Berlin (dpa) - When coming to terms with the Wirecard scandal, the CSU finance politician Hans Michelbach brought the auditing company EY out of government contracts into play.

Michelbach justifies this with the auditor's refusal to testify to the Bundestag committee of inquiry about the Wirecard bankruptcy.

"In any case, it is clear that an auditing and consulting company that supports such a blockade course can no longer be a business partner for the federal government," said Michelbach of the "Augsburger Allgemeine" (Monday).

The CSU politician is the vice chairman of the committee.

EY is one of the largest consulting and auditing companies worldwide.

The federal government is also one of the customers.

For years, EY audited the annual financial statements of the scandalous group Wirecard, but did not find out about the missing billions.

On Thursday, three of the company's auditors will answer questions from members of the Bundestag's investigative committee.

But they want to refuse to give evidence and rely on their duty of confidentiality.

The fact that the insolvency administrator has released them does not change anything, lawyers said in a letter.

Michelbach does not want to accept the argument.

"An explanation of the Wirecard scandal is to be blocked under flimsy pretexts," he said.


EY said on Monday that clarifying what happened at Wirecard was the top priority for the company.

EY has the "clear intention" to contribute to the political investigation of the case.

"So far, this has only been possible within the limits of the statutory and professional confidentiality obligations to which we as German auditors are subject and which currently do not allow us to provide specific information about Wirecard and in particular about our audit activities."

Any breach of the duty of confidentiality has criminal and professional consequences.

The employees of EY, who were summoned as witnesses before the committee of inquiry, are currently still subject to this statutory and professional confidentiality obligation.

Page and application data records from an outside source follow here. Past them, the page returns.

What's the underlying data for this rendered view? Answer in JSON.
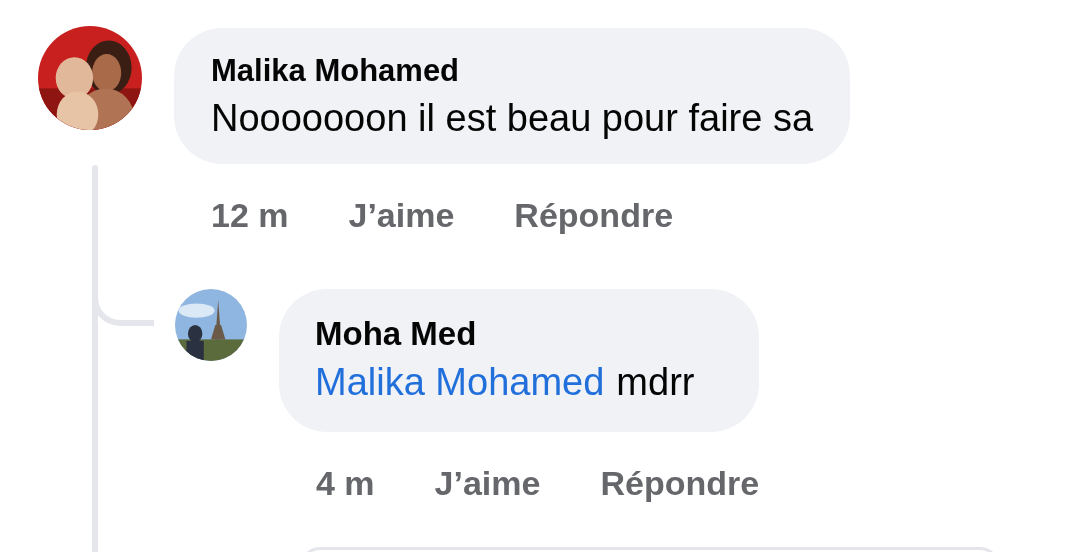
{
  "comments": [
    {
      "author": "Malika Mohamed",
      "text": "Nooooooon il est beau pour faire sa",
      "avatar": {
        "kind": "picture"
      },
      "time": "12 m",
      "actions": [
        "J’aime",
        "Répondre"
      ],
      "children": [
        {
          "author": "Moha Med",
          "mention": "Malika Mohamed",
          "text": "mdrr",
          "avatar": {
            "kind": "picture"
          },
          "time": "4 m",
          "actions": [
            "J’aime",
            "Répondre"
          ]
        }
      ]
    }
  ]
}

The committee of inquiry was asked to support a legally secure clarification of the situation and thus to bring about an effective release from the obligation of confidentiality.

Comprehensive statements would be possible in the investigative committee on the basis of such a strived for legally secure delivery.

The SPD politician Cansel Kiziltepe criticized: "EY apparently does not want to help clarify the Wirecard scandal."

A proper final examination cannot currently be assumed.

Previously, representatives of the FDP, the Greens and the Left had criticized the auditors.